A.J. is a competitive Junior Olympic gymnast and for the past four years he has competed at the national championships in six events – rings, vault, parallel bars, high bar, pommel horse and floor exercises. To his credit, as captain during the 2012-2013 season, he led his team to win four first-place medals. His mother, Shawn Beal, has said,
He always had a lot of natural athleticism and a strong tumbling, aerial sense. I enrolled him in a gymnastics class [at 5 years of age] and he loved it. 
A.J. further commented,
It just became something I loved. It wasn’t about the competition. I just loved the training,” A.J. said. “I’d come home sore, but I got a little addicted to the adrenaline. The whole feeling—feeling yourself on the bar, connecting to it—it’s all very fluid. 
A.J. is a level 10 gymnast which is “the highest an athlete can achieve before becoming an “elite” gymnast in the Olympics or international trials.”  The requirements to be Level 10 include being at least 15 years of age and able to satisfactorily complete technical sequences and optional sequences on each apparatus as outlined by F.I.G. (Federation of International Gymnastics) code of points. In 2011, his first year competing as a level 10 gymnast, he placed 69th overall and 29th on the high bar. At the 2013 Junior Olympic National Championships, A.J. placed 49th overall and 8th on the Floor Exercise. He states that despite the high level of competition, many of the athletes who compete are great friends.
To be honest, the meets are kind of like a hangout. The real reward is just getting there,” A.J. said. “The atmosphere is more of a reward than anything you can win at nationals. 
Despite his demanding schedule, A.J. manages to keep up excellence in the classroom. In 2013, he was named as a First Team Academic All-American through USA Gymnastics, an award given to student athletes with a GPA of 3.85 or higher. This was the third time that A.J. had been honored with this award.

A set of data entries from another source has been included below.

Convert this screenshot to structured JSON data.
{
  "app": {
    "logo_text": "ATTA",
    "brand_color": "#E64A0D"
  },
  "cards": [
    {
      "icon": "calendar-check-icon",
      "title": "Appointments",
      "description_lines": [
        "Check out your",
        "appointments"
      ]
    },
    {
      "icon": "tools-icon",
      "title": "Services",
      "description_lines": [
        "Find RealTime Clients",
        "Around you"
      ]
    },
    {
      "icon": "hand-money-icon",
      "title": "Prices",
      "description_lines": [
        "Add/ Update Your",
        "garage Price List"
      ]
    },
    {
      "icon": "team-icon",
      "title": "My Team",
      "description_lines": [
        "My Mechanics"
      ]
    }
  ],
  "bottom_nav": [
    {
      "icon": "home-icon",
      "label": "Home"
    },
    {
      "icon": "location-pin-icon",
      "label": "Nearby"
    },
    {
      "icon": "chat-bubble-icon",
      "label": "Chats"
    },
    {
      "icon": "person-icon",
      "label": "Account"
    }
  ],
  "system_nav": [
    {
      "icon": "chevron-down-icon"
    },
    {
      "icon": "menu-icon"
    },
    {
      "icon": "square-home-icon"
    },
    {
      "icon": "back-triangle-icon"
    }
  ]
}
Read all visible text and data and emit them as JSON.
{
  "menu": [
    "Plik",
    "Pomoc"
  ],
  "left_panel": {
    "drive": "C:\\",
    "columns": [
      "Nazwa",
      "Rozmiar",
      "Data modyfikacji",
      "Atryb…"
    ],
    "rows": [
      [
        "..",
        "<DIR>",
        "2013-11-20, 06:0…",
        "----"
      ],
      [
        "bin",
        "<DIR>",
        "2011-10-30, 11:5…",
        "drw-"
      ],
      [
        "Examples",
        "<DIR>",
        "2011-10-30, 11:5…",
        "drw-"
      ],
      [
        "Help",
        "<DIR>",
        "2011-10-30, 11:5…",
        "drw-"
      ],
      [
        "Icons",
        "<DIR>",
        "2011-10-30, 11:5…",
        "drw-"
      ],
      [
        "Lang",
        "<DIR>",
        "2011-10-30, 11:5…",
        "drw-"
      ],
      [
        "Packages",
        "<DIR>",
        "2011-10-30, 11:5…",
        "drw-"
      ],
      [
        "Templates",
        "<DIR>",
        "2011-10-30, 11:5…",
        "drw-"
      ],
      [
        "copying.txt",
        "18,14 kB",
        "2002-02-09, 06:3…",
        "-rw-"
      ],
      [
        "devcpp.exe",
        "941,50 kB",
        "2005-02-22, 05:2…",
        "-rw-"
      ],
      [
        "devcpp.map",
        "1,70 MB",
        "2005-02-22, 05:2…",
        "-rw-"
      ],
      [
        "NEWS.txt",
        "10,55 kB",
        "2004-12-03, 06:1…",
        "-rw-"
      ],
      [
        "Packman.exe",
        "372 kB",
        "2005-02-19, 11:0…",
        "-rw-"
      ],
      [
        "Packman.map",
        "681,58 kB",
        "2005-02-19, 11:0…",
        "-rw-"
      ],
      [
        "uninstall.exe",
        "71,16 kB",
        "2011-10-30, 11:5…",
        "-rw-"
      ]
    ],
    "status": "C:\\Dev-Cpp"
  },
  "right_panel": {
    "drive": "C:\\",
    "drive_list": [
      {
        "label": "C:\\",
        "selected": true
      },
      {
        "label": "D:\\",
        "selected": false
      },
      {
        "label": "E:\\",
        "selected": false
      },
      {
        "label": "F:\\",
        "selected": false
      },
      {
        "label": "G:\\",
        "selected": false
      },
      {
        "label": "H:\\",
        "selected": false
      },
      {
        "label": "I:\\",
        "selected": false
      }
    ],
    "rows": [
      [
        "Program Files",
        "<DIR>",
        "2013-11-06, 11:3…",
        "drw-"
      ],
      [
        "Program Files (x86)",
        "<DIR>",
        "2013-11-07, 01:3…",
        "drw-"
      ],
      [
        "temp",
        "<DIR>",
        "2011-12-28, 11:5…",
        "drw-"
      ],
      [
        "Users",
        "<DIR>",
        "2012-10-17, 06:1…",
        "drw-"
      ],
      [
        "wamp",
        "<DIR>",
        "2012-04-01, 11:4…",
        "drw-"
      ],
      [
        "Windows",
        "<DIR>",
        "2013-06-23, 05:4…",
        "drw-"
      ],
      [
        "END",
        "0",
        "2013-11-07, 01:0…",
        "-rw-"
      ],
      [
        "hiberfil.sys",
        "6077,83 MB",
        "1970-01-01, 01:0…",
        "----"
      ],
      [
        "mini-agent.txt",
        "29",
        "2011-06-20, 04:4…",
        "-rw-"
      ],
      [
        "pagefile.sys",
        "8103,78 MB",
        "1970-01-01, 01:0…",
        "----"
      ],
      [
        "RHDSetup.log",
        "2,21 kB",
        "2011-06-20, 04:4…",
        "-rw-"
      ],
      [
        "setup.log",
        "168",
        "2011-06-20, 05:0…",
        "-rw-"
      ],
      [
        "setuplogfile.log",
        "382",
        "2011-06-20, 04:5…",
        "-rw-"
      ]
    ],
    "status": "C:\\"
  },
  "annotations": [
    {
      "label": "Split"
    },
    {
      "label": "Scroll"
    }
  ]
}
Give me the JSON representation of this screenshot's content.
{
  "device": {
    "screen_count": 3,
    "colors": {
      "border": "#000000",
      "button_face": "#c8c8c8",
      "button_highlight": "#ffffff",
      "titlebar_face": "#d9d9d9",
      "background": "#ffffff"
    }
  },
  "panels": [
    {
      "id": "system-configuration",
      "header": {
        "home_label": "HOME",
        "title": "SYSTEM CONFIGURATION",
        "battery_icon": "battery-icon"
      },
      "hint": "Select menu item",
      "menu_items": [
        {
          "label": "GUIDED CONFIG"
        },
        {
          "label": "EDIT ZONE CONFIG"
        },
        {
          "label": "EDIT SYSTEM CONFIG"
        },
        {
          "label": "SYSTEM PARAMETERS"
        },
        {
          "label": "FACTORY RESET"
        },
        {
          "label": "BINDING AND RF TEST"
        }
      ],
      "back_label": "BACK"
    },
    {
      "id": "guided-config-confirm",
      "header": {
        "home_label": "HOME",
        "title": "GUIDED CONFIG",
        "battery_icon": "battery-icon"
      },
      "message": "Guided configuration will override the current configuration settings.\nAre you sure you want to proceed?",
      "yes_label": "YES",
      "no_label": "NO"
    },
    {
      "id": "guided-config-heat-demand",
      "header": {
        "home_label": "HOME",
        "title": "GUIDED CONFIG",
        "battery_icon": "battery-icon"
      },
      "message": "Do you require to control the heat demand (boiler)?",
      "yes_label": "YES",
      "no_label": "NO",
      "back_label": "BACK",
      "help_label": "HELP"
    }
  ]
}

|A.J. is strong in mathematics and computer sciences and had hoped to be in South River’s STEM program. “But I wanted to design my own curriculum,” he said, explaining how he combines both schools’ academics with the nationally top-ranked NJROTC program.
South River AP chemistry instructor Melvin Smith said AJ was “always a leader” in class. “He would willingly offer his perspective on problems we worked on, many times helping his peers understand better.”
His AP calculus instructor, Paula Perry, concurs: “Out of 17 years of teaching, he is among the top five brightest, dedicated, patient and balanced kids that I have ever met. He is a role model and such a natural leader.”
She added, “His presence is magical and character is impeccable.” 
When asked why he is so anxious to serve in the military, he responds,
Everyone I’ve met in life has helped me — my parents pushed me when I was less than compliant to work my hardest. We have a lot of privileges. To pay this country back, I want to give five years or more to this country, and give those privileges to my own kids someday. I have a roof over my head, food to eat, and my parents worked so I could study. 
This author, himself a 30-year honorably retired United States Navy veteran wishes A.J. Beal fair winds and following seas in all of his future endeavors. There is no doubt that he will excel at whatever he puts his mind to do, and because of his unwavering determination, drive, and discipline, he is destined to become a great leader among men – a leader who will never forget his beginnings, and one who will always remember those who helped him climb the ladder of success – one rung at a time.
In the video above, A.J. Beal explains and simplifies a complex calculus problem.